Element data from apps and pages
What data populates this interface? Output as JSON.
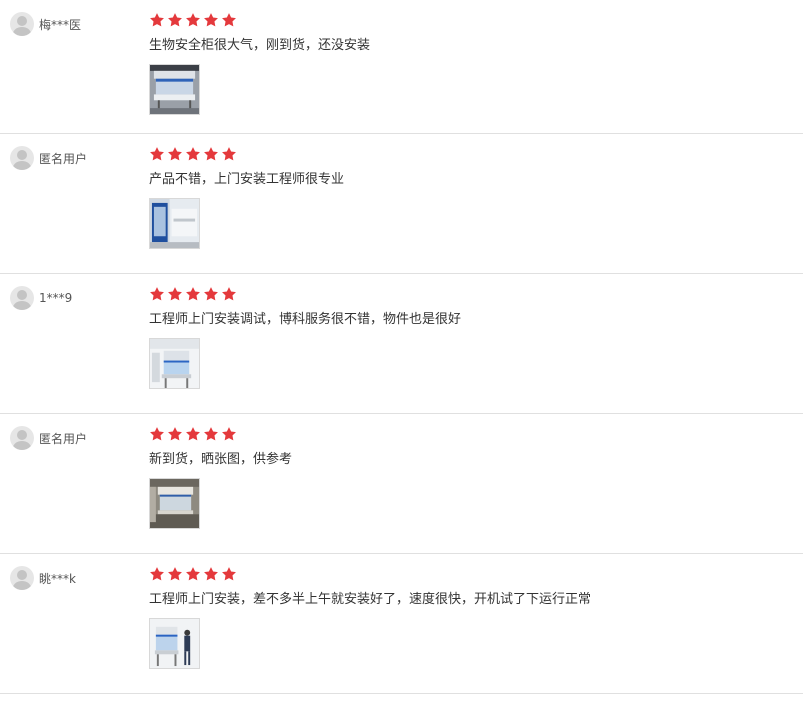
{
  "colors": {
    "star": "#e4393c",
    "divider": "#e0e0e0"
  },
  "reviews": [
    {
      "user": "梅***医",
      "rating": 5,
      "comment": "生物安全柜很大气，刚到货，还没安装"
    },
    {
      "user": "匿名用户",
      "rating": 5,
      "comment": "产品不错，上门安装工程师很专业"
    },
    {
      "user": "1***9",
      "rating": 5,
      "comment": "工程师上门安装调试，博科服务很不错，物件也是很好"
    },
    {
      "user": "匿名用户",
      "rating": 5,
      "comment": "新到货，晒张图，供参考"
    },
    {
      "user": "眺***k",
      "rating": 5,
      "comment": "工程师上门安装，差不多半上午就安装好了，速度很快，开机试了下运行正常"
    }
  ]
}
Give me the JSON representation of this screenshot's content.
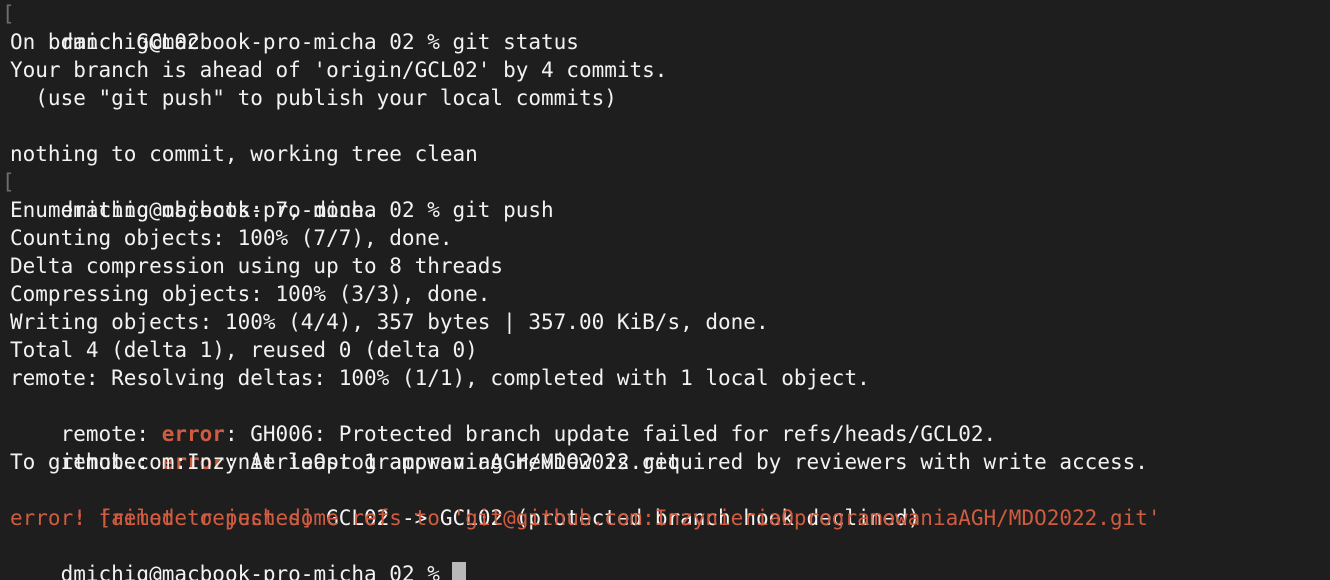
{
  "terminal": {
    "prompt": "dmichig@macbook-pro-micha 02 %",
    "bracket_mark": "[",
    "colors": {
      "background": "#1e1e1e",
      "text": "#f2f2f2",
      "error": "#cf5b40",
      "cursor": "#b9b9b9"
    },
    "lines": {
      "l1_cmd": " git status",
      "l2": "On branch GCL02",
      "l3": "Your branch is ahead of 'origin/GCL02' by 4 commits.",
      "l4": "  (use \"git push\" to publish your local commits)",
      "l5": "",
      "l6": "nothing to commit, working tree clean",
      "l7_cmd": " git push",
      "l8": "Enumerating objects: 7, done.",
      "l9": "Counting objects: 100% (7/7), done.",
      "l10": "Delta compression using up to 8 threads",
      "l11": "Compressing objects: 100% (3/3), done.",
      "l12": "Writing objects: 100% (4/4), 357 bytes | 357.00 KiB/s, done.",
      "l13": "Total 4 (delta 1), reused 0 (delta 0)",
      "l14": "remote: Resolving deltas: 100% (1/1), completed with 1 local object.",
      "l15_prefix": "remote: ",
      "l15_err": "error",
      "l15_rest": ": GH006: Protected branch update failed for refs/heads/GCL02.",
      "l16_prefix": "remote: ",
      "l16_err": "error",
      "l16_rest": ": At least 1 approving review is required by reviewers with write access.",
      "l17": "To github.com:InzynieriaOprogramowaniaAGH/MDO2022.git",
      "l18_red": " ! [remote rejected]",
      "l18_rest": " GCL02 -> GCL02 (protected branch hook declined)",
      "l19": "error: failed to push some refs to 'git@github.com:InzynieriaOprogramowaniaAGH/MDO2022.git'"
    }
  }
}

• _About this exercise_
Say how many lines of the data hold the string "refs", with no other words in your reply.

• _Result for this exercise_
2